Mutations in the Newcastle disease virus hemagglutinin-neuraminidase protein that interfere with its ability to interact with the homologous F protein in the promotion of fusion

Virology. 1999 Jan 5;253(1):43-54. doi: 10.1006/viro.1998.9501.


Recent evidence suggests that the attachment (HN) and fusion (F) glycoproteins of Newcastle disease virus interact at the cell surface in a virus-specific manner to promote syncytium formation. Consistent with the existence of such an interaction, we have shown that it is possible to coimmunoprecipitate (co-IP) the two proteins from the surface of transiently expressing cells using a monoclonal antibody to either protein. Further, we show that a point mutation in the globular domain of HN that abolishes its receptor recognition and neuraminidase (NA) and fusion activities also abolishes its ability to interact with F in the co-IP assay. The mechanism by which this mutation might interfere with the interaction between the two proteins is discussed in terms of the postulate that recognition by HN of cellular receptors triggers its interaction with F and the apparently conflicting evidence for an interaction between the two proteins in the endoplasmic reticulum. Also, characterization of a set of chimeric HN proteins, having short overlapping sequences from a heterologous HN protein in the F-specific domain in the protein stalk, reveals that a weakened interaction between HN and F is still sufficient to trigger fusion.

Publication types

  • Research Support, U.S. Gov't, P.H.S.

MeSH terms

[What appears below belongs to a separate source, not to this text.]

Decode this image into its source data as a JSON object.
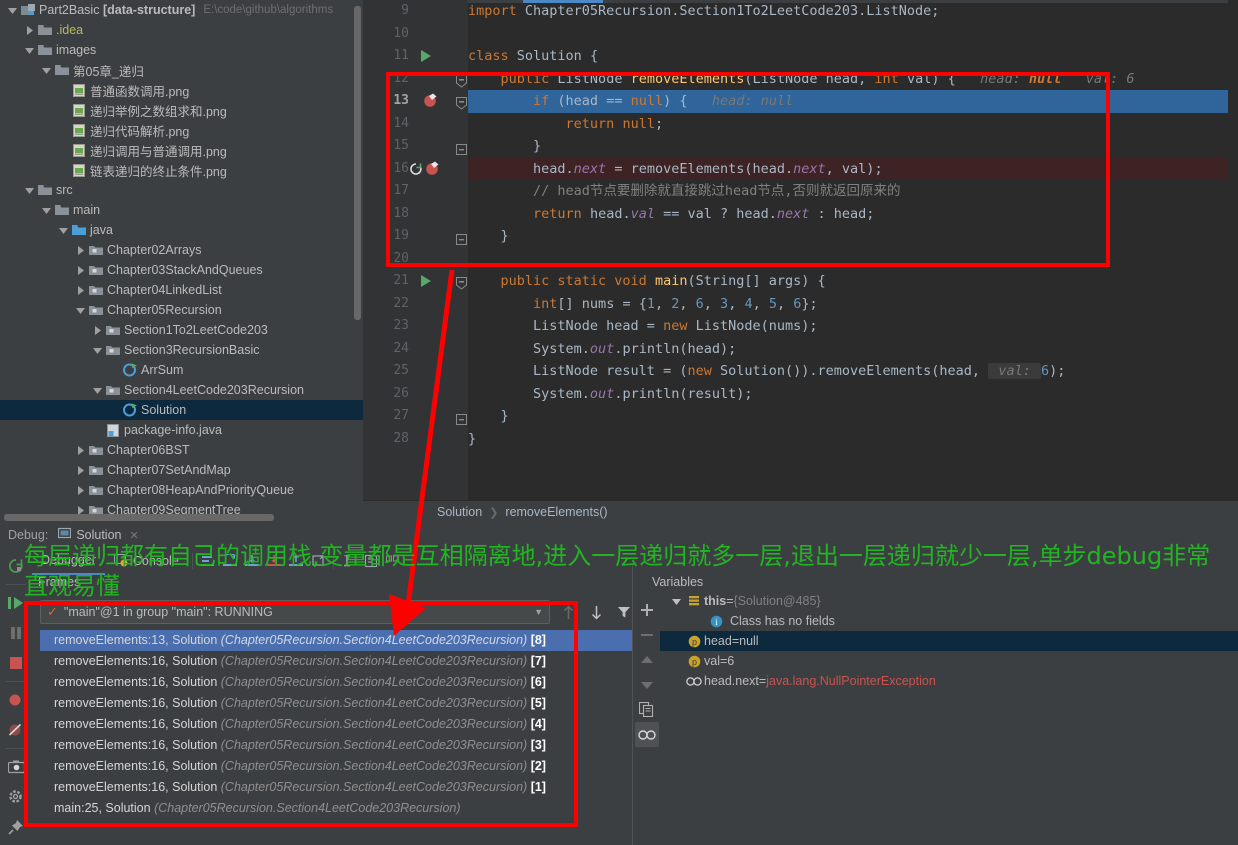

  • Amino Acid Sequence
  • Animals
  • Antibodies, Monoclonal / immunology
  • Blotting, Western
  • Cell Line
  • Cricetinae
  • Genes, Reporter
  • HN Protein / genetics*
  • HN Protein / immunology
  • Molecular Sequence Data
  • Mutagenesis, Site-Directed
  • Newcastle disease virus*
  • Recombinant Fusion Proteins / chemistry
  • Recombinant Fusion Proteins / genetics
  • Viral Fusion Proteins / genetics*
  • Viral Fusion Proteins / immunology


  • Antibodies, Monoclonal
  • HN Protein
  • Recombinant Fusion Proteins
  • Viral Fusion Proteins